On May 14, 1836, interim Texas President David G. Burnet and Santa Anna signed the public and private treaties of Velasco. These treaties confirmed the Mexican retreat from Texas and marked the official end of the war. However, it is important to note that Mexico did not formally recognize Texas’ independence until the Treaty of Guadalupe Hidalgo concluded the Mexican-American War in 1848.
The Treaty of Velasco solidified the Texan victory and brought an end to the immediate hostilities, ensuring the withdrawal of Mexican forces from Texas soil. Nevertheless, it took further diplomatic negotiations and the resolution of the Mexican-American War for Mexico to fully acknowledge the independence of Texas through the Treaty of Guadalupe Hidalgo.
Legacy and Historical Significance
The Battle of San Jacinto was one of the most decisive battles in world history. The freedom of Texas from Mexico led to annexation and the Mexican-American war, which resulted in the United States acquiring the states of Texas, New Mexico, Nevada, California, Arizona, Utah, and parts of Colorado, Kansas, Oklahoma, and Wyoming. Because of this battle, almost one-third of the present area of the American nation – nearly a million square miles of territory – changed their sovereignty.
Today, the San Jacinto Battleground State Historic Site and Monument stands as a testament to the significance of the Battle of San Jacinto. This preserved site commemorates the Texans’ remarkable victory over Mexico and acknowledges the enduring impact of the battle on the history of the United States. Recognized as a National Historic Landmark, the San Jacinto Battlefield serves as a poignant reminder of the sacrifices and profound changes brought about by this pivotal moment in American and Texan history.

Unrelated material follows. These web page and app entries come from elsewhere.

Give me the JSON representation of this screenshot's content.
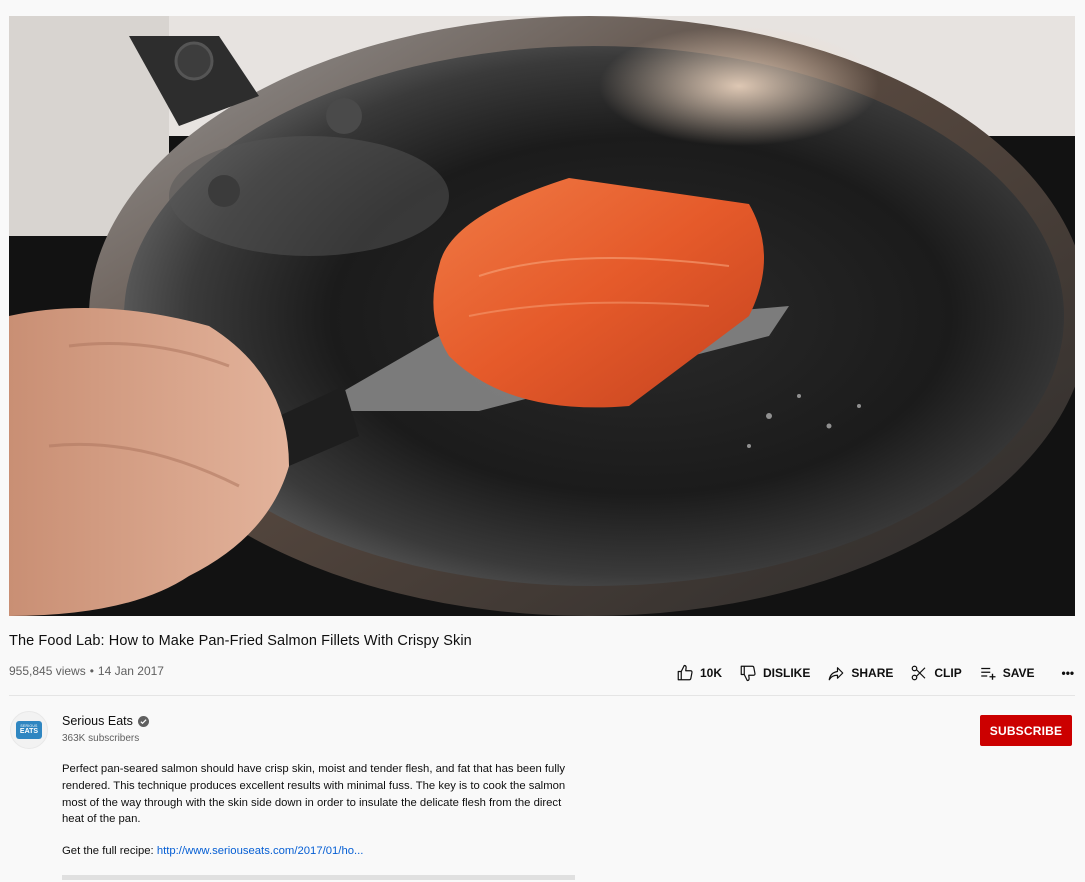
{
  "video": {
    "title": "The Food Lab: How to Make Pan-Fried Salmon Fillets With Crispy Skin",
    "views": "955,845 views",
    "separator": "•",
    "date": "14 Jan 2017"
  },
  "actions": {
    "like_count": "10K",
    "dislike_label": "DISLIKE",
    "share_label": "SHARE",
    "clip_label": "CLIP",
    "save_label": "SAVE",
    "more_label": "•••"
  },
  "channel": {
    "name": "Serious Eats",
    "subscribers": "363K subscribers",
    "avatar_text_top": "SERIOUS",
    "avatar_text_bottom": "EATS",
    "avatar_color": "#2f86c1"
  },
  "subscribe_label": "SUBSCRIBE",
  "description": {
    "text": "Perfect pan-seared salmon should have crisp skin, moist and tender flesh, and fat that has been fully rendered. This technique produces excellent results with minimal fuss. The key is to cook the salmon most of the way through with the skin side down in order to insulate the delicate flesh from the direct heat of the pan.",
    "recipe_prefix": "Get the full recipe: ",
    "recipe_link": "http://www.seriouseats.com/2017/01/ho..."
  },
  "colors": {
    "subscribe": "#cc0000",
    "link": "#065fd4",
    "muted": "#606060"
  }
}
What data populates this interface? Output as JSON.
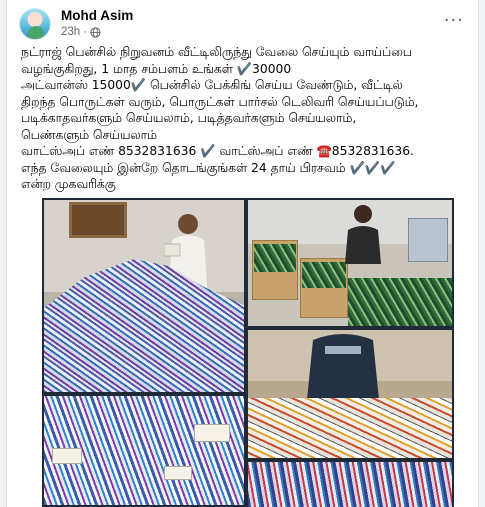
{
  "post": {
    "author": "Mohd Asim",
    "time": "23h",
    "audience_icon": "globe-icon",
    "more_icon": "more-options-icon",
    "text_lines": [
      "நட்ராஜ் பென்சில் நிறுவனம் வீட்டிலிருந்து வேலை செய்யும் வாய்ப்பை வழங்குகிறது, 1 மாத சம்பளம் உங்கள் ✔️30000",
      "அட்வான்ஸ் 15000✔️ பென்சில் பேக்கிங் செய்ய வேண்டும், வீட்டில் திறந்த பொருட்கள் வரும், பொருட்கள் பார்சல் டெலிவரி செய்யப்படும், படிக்காதவர்களும் செய்யலாம், படித்தவர்களும் செய்யலாம், பெண்களும் செய்யலாம்",
      "வாட்ஸ்அப் எண் 8532831636 ✔️ வாட்ஸ்அப் எண் ☎️8532831636. எந்த வேலையும் இன்றே தொடங்குங்கள் 24 தாய் பிரசவம் ✔️✔️✔️ என்ற முகவரிக்கு"
    ]
  },
  "photos": [
    {
      "name": "pen-pile-photo"
    },
    {
      "name": "packing-boxes-photo"
    },
    {
      "name": "pen-closeup-photo"
    },
    {
      "name": "assorted-pens-photo"
    },
    {
      "name": "pen-rows-photo"
    }
  ],
  "colors": {
    "author": "#050505",
    "meta": "#65676b",
    "background": "#f0f2f5",
    "card": "#ffffff",
    "grid_bg": "#1f2937"
  }
}
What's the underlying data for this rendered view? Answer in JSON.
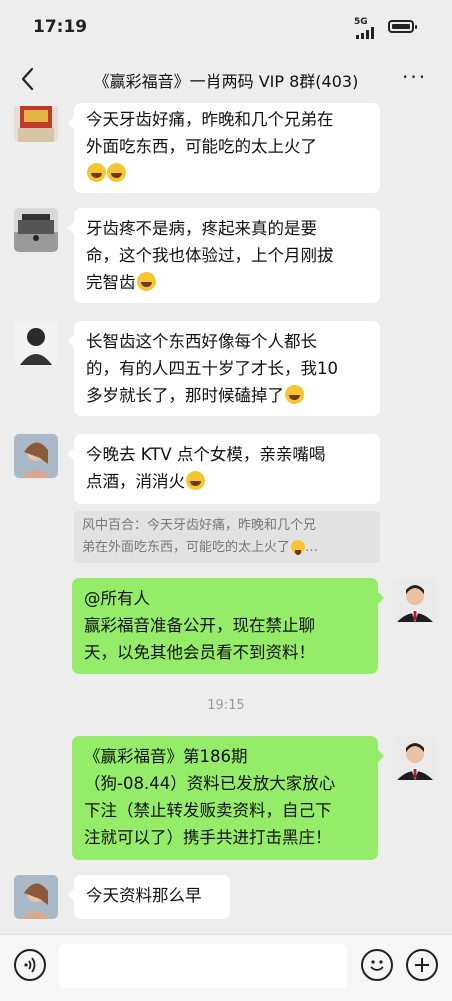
{
  "status_bar": {
    "time": "17:19",
    "network": "5G"
  },
  "header": {
    "title": "《赢彩福音》一肖两码 VIP 8群(403)"
  },
  "messages": [
    {
      "side": "in",
      "lines": [
        "今天牙齿好痛，昨晚和几个兄弟在",
        "外面吃东西，可能吃的太上火了"
      ]
    },
    {
      "side": "in",
      "lines": [
        "牙齿疼不是病，疼起来真的是要",
        "命，这个我也体验过，上个月刚拔",
        "完智齿"
      ]
    },
    {
      "side": "in",
      "lines": [
        "长智齿这个东西好像每个人都长",
        "的，有的人四五十岁了才长，我10",
        "多岁就长了，那时候磕掉了"
      ]
    },
    {
      "side": "in",
      "lines": [
        "今晚去 KTV 点个女模，亲亲嘴喝",
        "点酒，消消火"
      ]
    },
    {
      "side": "out",
      "lines": [
        "@所有人",
        "赢彩福音准备公开，现在禁止聊",
        "天，以免其他会员看不到资料！"
      ]
    },
    {
      "side": "out",
      "lines": [
        "《赢彩福音》第186期",
        "（狗-08.44）资料已发放大家放心",
        "下注（禁止转发贩卖资料，自己下",
        "注就可以了）携手共进打击黑庄！"
      ]
    },
    {
      "side": "in",
      "lines": [
        "今天资料那么早"
      ]
    }
  ],
  "quote": {
    "lines": [
      "风中百合：今天牙齿好痛，昨晚和几个兄",
      "弟在外面吃东西，可能吃的太上火了"
    ],
    "ellipsis": "…"
  },
  "timestamp": "19:15",
  "input_bar": {
    "voice_icon": "voice-icon",
    "emoji_icon": "emoji-icon",
    "add_icon": "plus-icon",
    "text_value": ""
  }
}
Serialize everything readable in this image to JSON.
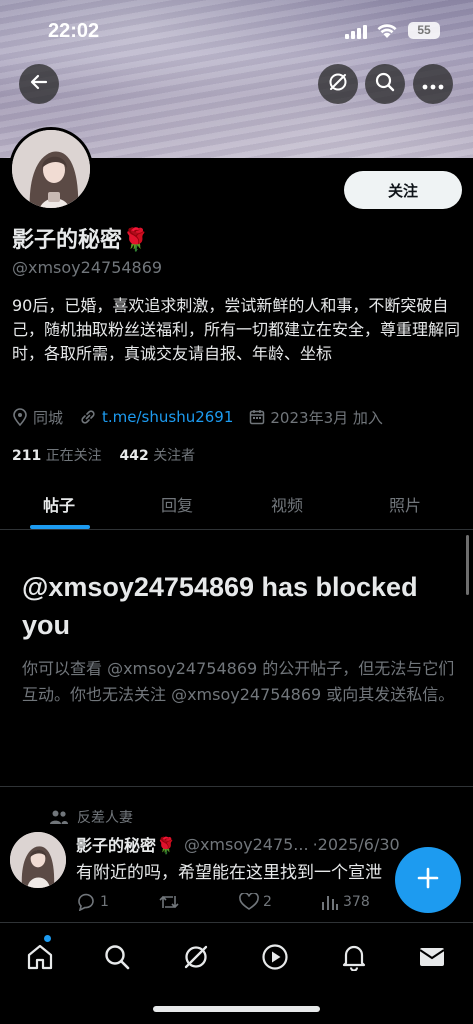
{
  "status_bar": {
    "time": "22:02",
    "battery": "55"
  },
  "header": {
    "back_icon": "back-arrow-icon",
    "grok_icon": "slash-circle-icon",
    "search_icon": "search-icon",
    "more_icon": "more-icon"
  },
  "profile": {
    "follow_label": "关注",
    "name": "影子的秘密",
    "name_emoji": "🌹",
    "handle": "@xmsoy24754869",
    "bio": "90后，已婚，喜欢追求刺激，尝试新鲜的人和事，不断突破自己，随机抽取粉丝送福利，所有一切都建立在安全，尊重理解同时，各取所需，真诚交友请自报、年龄、坐标",
    "location": "同城",
    "link": "t.me/shushu2691",
    "joined": "2023年3月 加入",
    "following_count": "211",
    "following_label": "正在关注",
    "followers_count": "442",
    "followers_label": "关注者"
  },
  "tabs": [
    {
      "label": "帖子",
      "active": true
    },
    {
      "label": "回复",
      "active": false
    },
    {
      "label": "视频",
      "active": false
    },
    {
      "label": "照片",
      "active": false
    }
  ],
  "blocked": {
    "title": "@xmsoy24754869 has blocked you",
    "description": "你可以查看 @xmsoy24754869 的公开帖子，但无法与它们互动。你也无法关注 @xmsoy24754869 或向其发送私信。"
  },
  "post": {
    "context_label": "反差人妻",
    "author_name": "影子的秘密🌹",
    "author_handle": "@xmsoy2475...",
    "date": "·2025/6/30",
    "text": "有附近的吗，希望能在这里找到一个宣泄",
    "replies": "1",
    "retweets": "",
    "likes": "2",
    "views": "378"
  },
  "colors": {
    "accent": "#1d9bf0",
    "background": "#000000",
    "text_primary": "#e7e9ea",
    "text_secondary": "#71767b"
  },
  "nav": [
    "home-icon",
    "search-icon",
    "grok-icon",
    "play-icon",
    "bell-icon",
    "mail-icon"
  ]
}
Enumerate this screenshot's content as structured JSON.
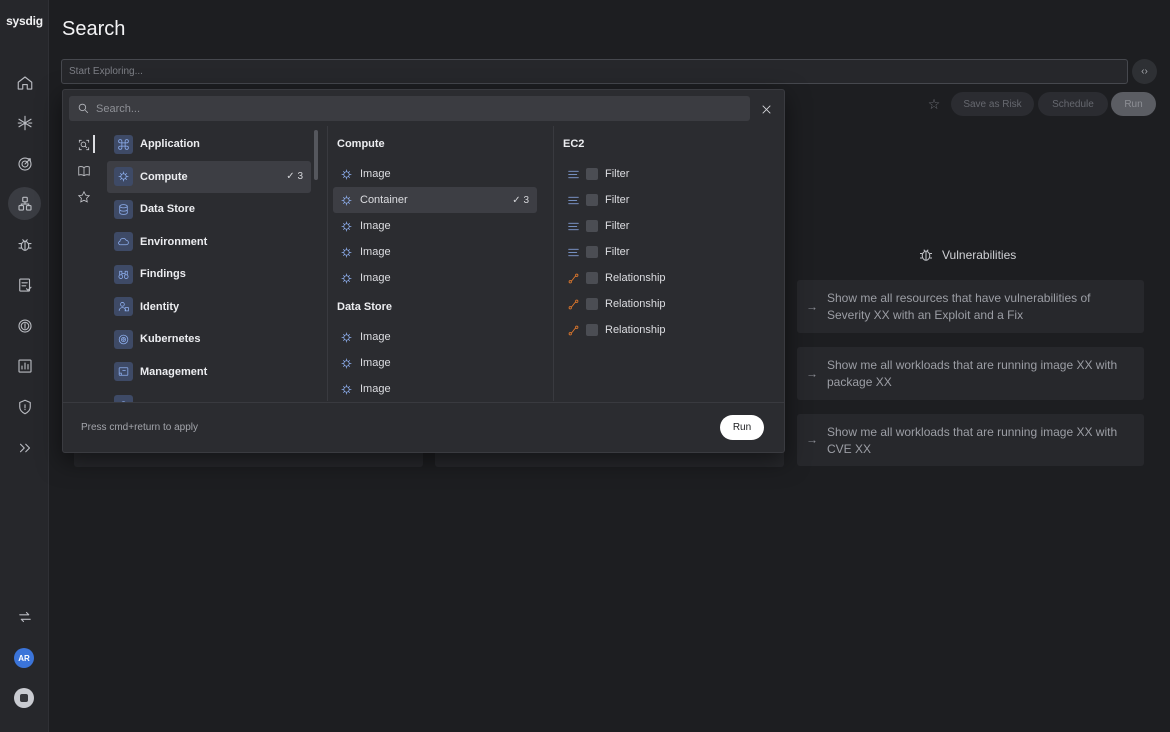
{
  "rail": {
    "logo": "sysdig",
    "avatar_initials": "AR",
    "items": [
      "home-icon",
      "integrations-icon",
      "target-icon",
      "inventory-icon",
      "bug-icon",
      "report-icon",
      "fingerprint-icon",
      "chart-icon",
      "shield-icon",
      "expand-icon"
    ],
    "bottom_items": [
      "sync-icon",
      "avatar",
      "help-icon"
    ]
  },
  "header": {
    "title": "Search",
    "explore_placeholder": "Start Exploring..."
  },
  "toolbar": {
    "save_as_risk": "Save as Risk",
    "schedule": "Schedule",
    "run": "Run"
  },
  "panel": {
    "search_placeholder": "Search...",
    "categories": [
      {
        "label": "Application",
        "icon": "command-icon",
        "count": ""
      },
      {
        "label": "Compute",
        "icon": "chip-icon",
        "count": "✓ 3",
        "selected": true
      },
      {
        "label": "Data Store",
        "icon": "database-icon",
        "count": ""
      },
      {
        "label": "Environment",
        "icon": "cloud-icon",
        "count": ""
      },
      {
        "label": "Findings",
        "icon": "binoculars-icon",
        "count": ""
      },
      {
        "label": "Identity",
        "icon": "identity-icon",
        "count": ""
      },
      {
        "label": "Kubernetes",
        "icon": "kubernetes-icon",
        "count": ""
      },
      {
        "label": "Management",
        "icon": "management-icon",
        "count": ""
      }
    ],
    "compute_heading": "Compute",
    "compute_items": [
      {
        "label": "Image",
        "count": ""
      },
      {
        "label": "Container",
        "count": "✓ 3",
        "selected": true
      },
      {
        "label": "Image",
        "count": ""
      },
      {
        "label": "Image",
        "count": ""
      },
      {
        "label": "Image",
        "count": ""
      }
    ],
    "datastore_heading": "Data Store",
    "datastore_items": [
      {
        "label": "Image"
      },
      {
        "label": "Image"
      },
      {
        "label": "Image"
      }
    ],
    "ec2_heading": "EC2",
    "ec2_items": [
      {
        "label": "Filter",
        "type": "filter"
      },
      {
        "label": "Filter",
        "type": "filter"
      },
      {
        "label": "Filter",
        "type": "filter"
      },
      {
        "label": "Filter",
        "type": "filter"
      },
      {
        "label": "Relationship",
        "type": "relationship"
      },
      {
        "label": "Relationship",
        "type": "relationship"
      },
      {
        "label": "Relationship",
        "type": "relationship"
      }
    ],
    "footer_hint": "Press cmd+return to apply",
    "footer_run": "Run"
  },
  "suggestions": {
    "heading": "Vulnerabilities",
    "cards": [
      "Show me all resources that have vulnerabilities of Severity XX with an Exploit and a Fix",
      "Show me all workloads that are running image XX with package XX",
      "Show me all workloads that are running image XX with CVE XX"
    ]
  },
  "colors": {
    "accent_blue": "#8fb0f0",
    "relationship_orange": "#e0782c",
    "avatar_blue": "#3b74d9"
  }
}
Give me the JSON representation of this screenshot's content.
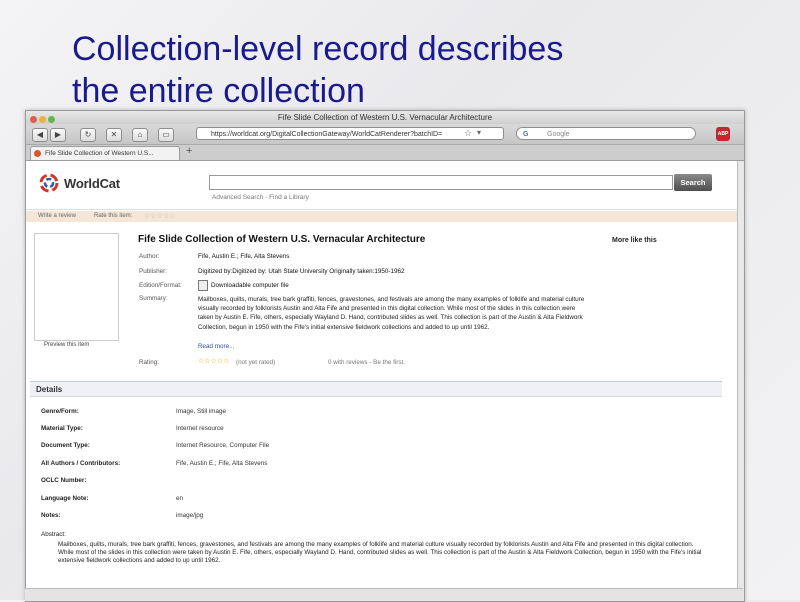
{
  "slide": {
    "title_line1": "Collection-level record describes",
    "title_line2": "the entire collection"
  },
  "browser": {
    "window_title": "Fife Slide Collection of Western U.S. Vernacular Architecture",
    "url": "https://worldcat.org/DigitalCollectionGateway/WorldCatRenderer?batchID=",
    "search_placeholder": "Google",
    "tab_label": "Fife Slide Collection of Western U.S...",
    "new_tab_label": "+",
    "adblock_label": "ABP",
    "icons": [
      "back-icon",
      "forward-icon",
      "reload-icon",
      "stop-icon",
      "home-icon",
      "bookmark-icon",
      "star-icon",
      "google-icon"
    ]
  },
  "worldcat": {
    "logo_text": "WorldCat",
    "search_button": "Search",
    "search_links": "Advanced Search · Find a Library",
    "review_bar": {
      "write_review": "Write a review",
      "rate_item": "Rate this item:"
    }
  },
  "record": {
    "title": "Fife Slide Collection of Western U.S. Vernacular Architecture",
    "more_like_this": "More like this",
    "preview_label": "Preview this item",
    "fields": [
      {
        "label": "Author:",
        "value": "Fife, Austin E.; Fife, Alta Stevens"
      },
      {
        "label": "Publisher:",
        "value": "Digitized by:Digitized by: Utah State University Originally taken:1950-1962"
      },
      {
        "label": "Edition/Format:",
        "value": "Downloadable computer file"
      }
    ],
    "summary_label": "Summary:",
    "summary": "Mailboxes, quilts, murals, tree bark graffiti, fences, gravestones, and festivals are among the many examples of folklife and material culture visually recorded by folklorists Austin and Alta Fife and presented in this digital collection. While most of the slides in this collection were taken by Austin E. Fife, others, especially Wayland D. Hand, contributed slides as well. This collection is part of the Austin & Alta Fieldwork Collection, begun in 1950 with the Fife's initial extensive fieldwork collections and added to up until 1962.",
    "read_more": "Read more...",
    "rating_label": "Rating:",
    "rating_note": "(not yet rated)",
    "reviews_note": "0 with reviews - Be the first."
  },
  "details": {
    "header": "Details",
    "rows": [
      {
        "label": "Genre/Form:",
        "value": "Image, Still image"
      },
      {
        "label": "Material Type:",
        "value": "Internet resource"
      },
      {
        "label": "Document Type:",
        "value": "Internet Resource, Computer File"
      },
      {
        "label": "All Authors / Contributors:",
        "value": "Fife, Austin E.; Fife, Alta Stevens"
      },
      {
        "label": "OCLC Number:",
        "value": ""
      },
      {
        "label": "Language Note:",
        "value": "en"
      },
      {
        "label": "Notes:",
        "value": "image/jpg"
      }
    ],
    "abstract_label": "Abstract:",
    "abstract": "Mailboxes, quilts, murals, tree bark graffiti, fences, gravestones, and festivals are among the many examples of folklife and material culture visually recorded by folklorists Austin and Alta Fife and presented in this digital collection. While most of the slides in this collection were taken by Austin E. Fife, others, especially Wayland D. Hand, contributed slides as well. This collection is part of the Austin & Alta Fieldwork Collection, begun in 1950 with the Fife's initial extensive fieldwork collections and added to up until 1962."
  },
  "colors": {
    "title": "#1a1a8c",
    "review_bar": "#f5e6d8",
    "search_button": "#4e4e4e",
    "stars": "#e0a800"
  }
}
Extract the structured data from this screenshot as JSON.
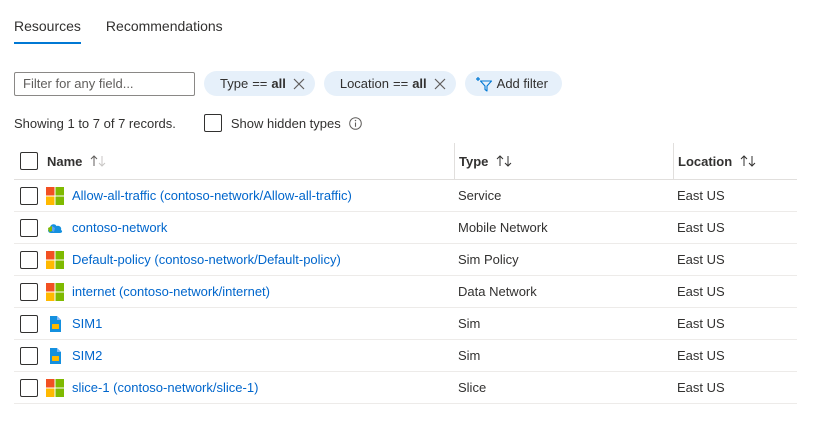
{
  "tabs": [
    {
      "label": "Resources",
      "active": true
    },
    {
      "label": "Recommendations",
      "active": false
    }
  ],
  "filter": {
    "placeholder": "Filter for any field..."
  },
  "pills": [
    {
      "field": "Type",
      "op": "==",
      "value": "all"
    },
    {
      "field": "Location",
      "op": "==",
      "value": "all"
    }
  ],
  "add_filter_label": "Add filter",
  "status_text": "Showing 1 to 7 of 7 records.",
  "show_hidden_label": "Show hidden types",
  "columns": {
    "name": "Name",
    "type": "Type",
    "location": "Location"
  },
  "rows": [
    {
      "name": "Allow-all-traffic (contoso-network/Allow-all-traffic)",
      "type": "Service",
      "location": "East US",
      "icon": "resource-grid-icon"
    },
    {
      "name": "contoso-network",
      "type": "Mobile Network",
      "location": "East US",
      "icon": "mobile-network-icon"
    },
    {
      "name": "Default-policy (contoso-network/Default-policy)",
      "type": "Sim Policy",
      "location": "East US",
      "icon": "resource-grid-icon"
    },
    {
      "name": "internet (contoso-network/internet)",
      "type": "Data Network",
      "location": "East US",
      "icon": "resource-grid-icon"
    },
    {
      "name": "SIM1",
      "type": "Sim",
      "location": "East US",
      "icon": "sim-card-icon"
    },
    {
      "name": "SIM2",
      "type": "Sim",
      "location": "East US",
      "icon": "sim-card-icon"
    },
    {
      "name": "slice-1 (contoso-network/slice-1)",
      "type": "Slice",
      "location": "East US",
      "icon": "resource-grid-icon"
    }
  ],
  "colors": {
    "accent": "#0078d4",
    "link": "#0066cc",
    "pill_bg": "#e6f0fa"
  }
}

The Monument, constructed between April 21, 1936, and April 21, 1939, stands as a commemoration of the brave soldiers of the Battle of San Jacinto and all those who contributed to Texas’ independence. Atop the Monument, a prominent star symbolizes the Lone Star State, while intricate friezes adorning the base depict eight significant periods in the history of the Republic of Texas. Within the base, the San Jacinto Museum of History offers a wealth of information about the historic battle, the vibrant history of Texas, and the broader context of the Spanish Southwest. Beyond its educational role, the museum fosters a spirit of friendship and collaboration among Texas, Mexico, Spain, France, and Latin America.